Task to carry out: Copy every line of the material exactly as it stands.

Task material:

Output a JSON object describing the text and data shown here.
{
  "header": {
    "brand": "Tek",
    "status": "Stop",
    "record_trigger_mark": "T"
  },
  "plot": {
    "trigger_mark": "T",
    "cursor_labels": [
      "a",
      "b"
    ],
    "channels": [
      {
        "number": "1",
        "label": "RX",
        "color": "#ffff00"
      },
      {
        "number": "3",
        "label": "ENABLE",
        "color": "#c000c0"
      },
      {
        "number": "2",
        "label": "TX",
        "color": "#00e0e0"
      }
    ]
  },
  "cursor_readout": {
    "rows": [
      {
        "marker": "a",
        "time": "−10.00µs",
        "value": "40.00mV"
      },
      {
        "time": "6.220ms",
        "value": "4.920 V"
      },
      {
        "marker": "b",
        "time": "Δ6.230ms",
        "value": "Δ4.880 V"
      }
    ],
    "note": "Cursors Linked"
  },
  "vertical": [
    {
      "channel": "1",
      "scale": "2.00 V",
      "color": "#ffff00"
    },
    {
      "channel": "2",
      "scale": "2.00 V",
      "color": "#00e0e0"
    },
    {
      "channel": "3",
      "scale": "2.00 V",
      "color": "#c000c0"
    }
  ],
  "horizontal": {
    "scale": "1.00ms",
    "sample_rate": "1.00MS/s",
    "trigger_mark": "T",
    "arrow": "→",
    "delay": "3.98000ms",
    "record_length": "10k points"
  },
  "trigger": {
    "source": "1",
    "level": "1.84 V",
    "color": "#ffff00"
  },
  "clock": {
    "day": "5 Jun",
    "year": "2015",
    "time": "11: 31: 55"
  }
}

Result for this task:
Output a JSON object describing the text and data shown here.
{
  "header": {
    "brand": "Tek",
    "status": "Stop",
    "record_trigger_mark": "T"
  },
  "plot": {
    "trigger_mark": "T",
    "cursor_labels": [
      "a",
      "b"
    ],
    "channels": [
      {
        "number": "1",
        "label": "RX",
        "color": "#ffff00"
      },
      {
        "number": "3",
        "label": "ENABLE",
        "color": "#c000c0"
      },
      {
        "number": "2",
        "label": "TX",
        "color": "#00e0e0"
      }
    ]
  },
  "cursor_readout": {
    "rows": [
      {
        "marker": "a",
        "time": "−10.00µs",
        "value": "40.00mV"
      },
      {
        "time": "6.220ms",
        "value": "4.920 V"
      },
      {
        "marker": "b",
        "time": "Δ6.230ms",
        "value": "Δ4.880 V"
      }
    ],
    "note": "Cursors Linked"
  },
  "vertical": [
    {
      "channel": "1",
      "scale": "2.00 V",
      "color": "#ffff00"
    },
    {
      "channel": "2",
      "scale": "2.00 V",
      "color": "#00e0e0"
    },
    {
      "channel": "3",
      "scale": "2.00 V",
      "color": "#c000c0"
    }
  ],
  "horizontal": {
    "scale": "1.00ms",
    "sample_rate": "1.00MS/s",
    "trigger_mark": "T",
    "arrow": "→",
    "delay": "3.98000ms",
    "record_length": "10k points"
  },
  "trigger": {
    "source": "1",
    "level": "1.84 V",
    "color": "#ffff00"
  },
  "clock": {
    "day": "5 Jun",
    "year": "2015",
    "time": "11: 31: 55"
  }
}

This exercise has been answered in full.